Goalies: This is Petersen’s net now. Over the past three seasons, the only goalie worse than Jonathan Quick’s 5v5 GSAA according to naturalstattrick.com’s model is Martin Jones, and Quick ranks 74th out of 79 goalies (min. 1,000 TOI) with a -0.43 GSAA/60. At 35 years old, much of the quickness and athleticism that had made him so successful has been lost over time and injury, which puts the 26-year-old Petersen, who ranked 16th with a 0.23 GSAA/60, at the forefront in his first season as the undisputed starter. Petersen had won the starting job through merit, eventually ousting both Peter Budaj and Jack Campbell with a .923 Sv% in his first two seasons with the Kings to be Quick’s successor. Signing with the Kings ended up being an astute decision by Petersen, who was looking for opportunity to play right away following three outstanding seasons at Notre Dame; the Sabres, who had drafted him in the fifth round in 2013, had Robin Lehner, Linus Ullmark and Jonas Johansson – none of whom remain – ahead of him at the time. The Kings might challenge for a playoff spot in a very weak Pacific Division, and Petersen should be extra motivated as he prepares for unrestricted free agency entering the final year of three-year contract worth an AAV of $858,333. Petersen is on the lower end of starting goalies because he isn’t expected to win a lot of games, but he should provide excellent value in auction leagues where player values are tied to their real-life cap hit.
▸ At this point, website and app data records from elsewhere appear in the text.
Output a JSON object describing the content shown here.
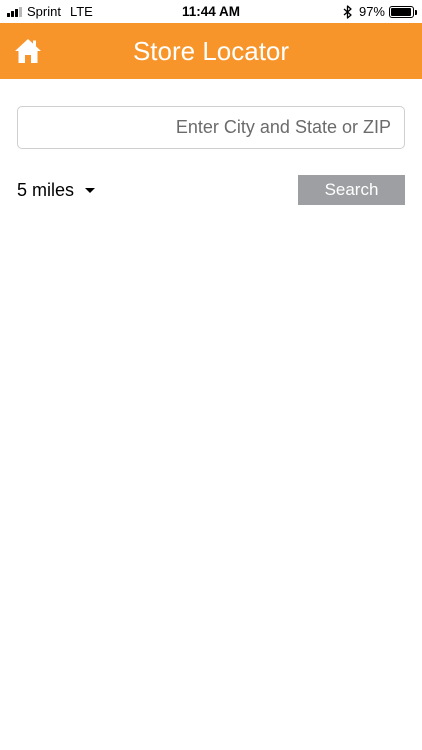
{
  "status_bar": {
    "carrier": "Sprint",
    "network": "LTE",
    "time": "11:44 AM",
    "battery_percent": "97%",
    "battery_level": 0.97,
    "signal_bars_active": 3,
    "signal_bars_total": 5
  },
  "navbar": {
    "title": "Store Locator",
    "home_icon": "home-icon",
    "color": "#f7952a"
  },
  "search": {
    "placeholder": "Enter City and State or ZIP",
    "value": ""
  },
  "radius": {
    "selected": "5 miles"
  },
  "search_button": {
    "label": "Search",
    "color": "#9d9fa2"
  }
}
Outlook: Under GM Rob Blake’s watch, the Kings’ wins totals have dipped every season, but things are expected to trend up in his fifth season. Their young core of players, led by Byfield and Alex Turcotte, are expected to take another step this season, and though it’s unlikely they’ll be successful right away, the Kings are being hailed as one of the teams who have rebuilt the right way. The holes that remain – lack of elite scoring talent, experience on defense even after adding Alex Edler – are problems that are expected to resolve themselves over time.
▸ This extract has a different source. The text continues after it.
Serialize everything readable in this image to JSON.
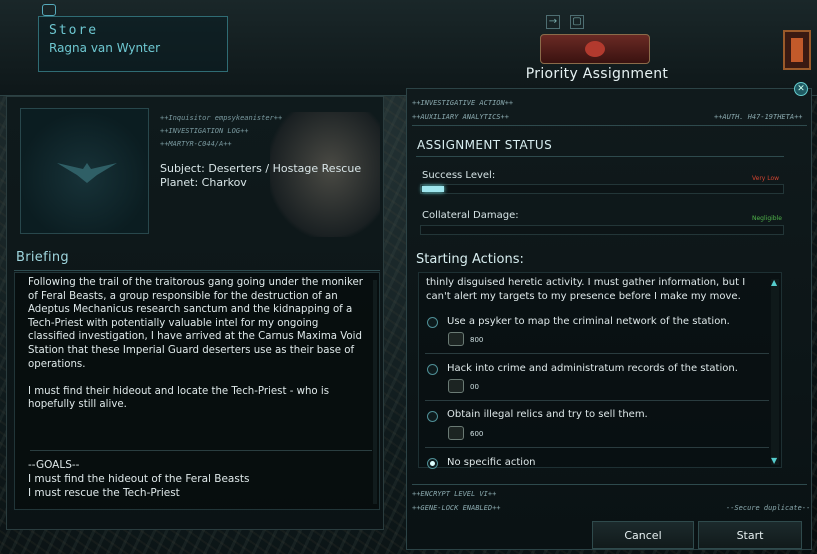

THN’s Pool Guide has Kopitar leading the team in scoring yet again with 65 points, but they also have six other players projected to score at least 40: Arvidsson, Iafallo, Kempe, Brown, Doughty and Phillip Danault. There was a time when the Kings were the paupers of the California-based teams, but they’re now firmly in a position for ascension.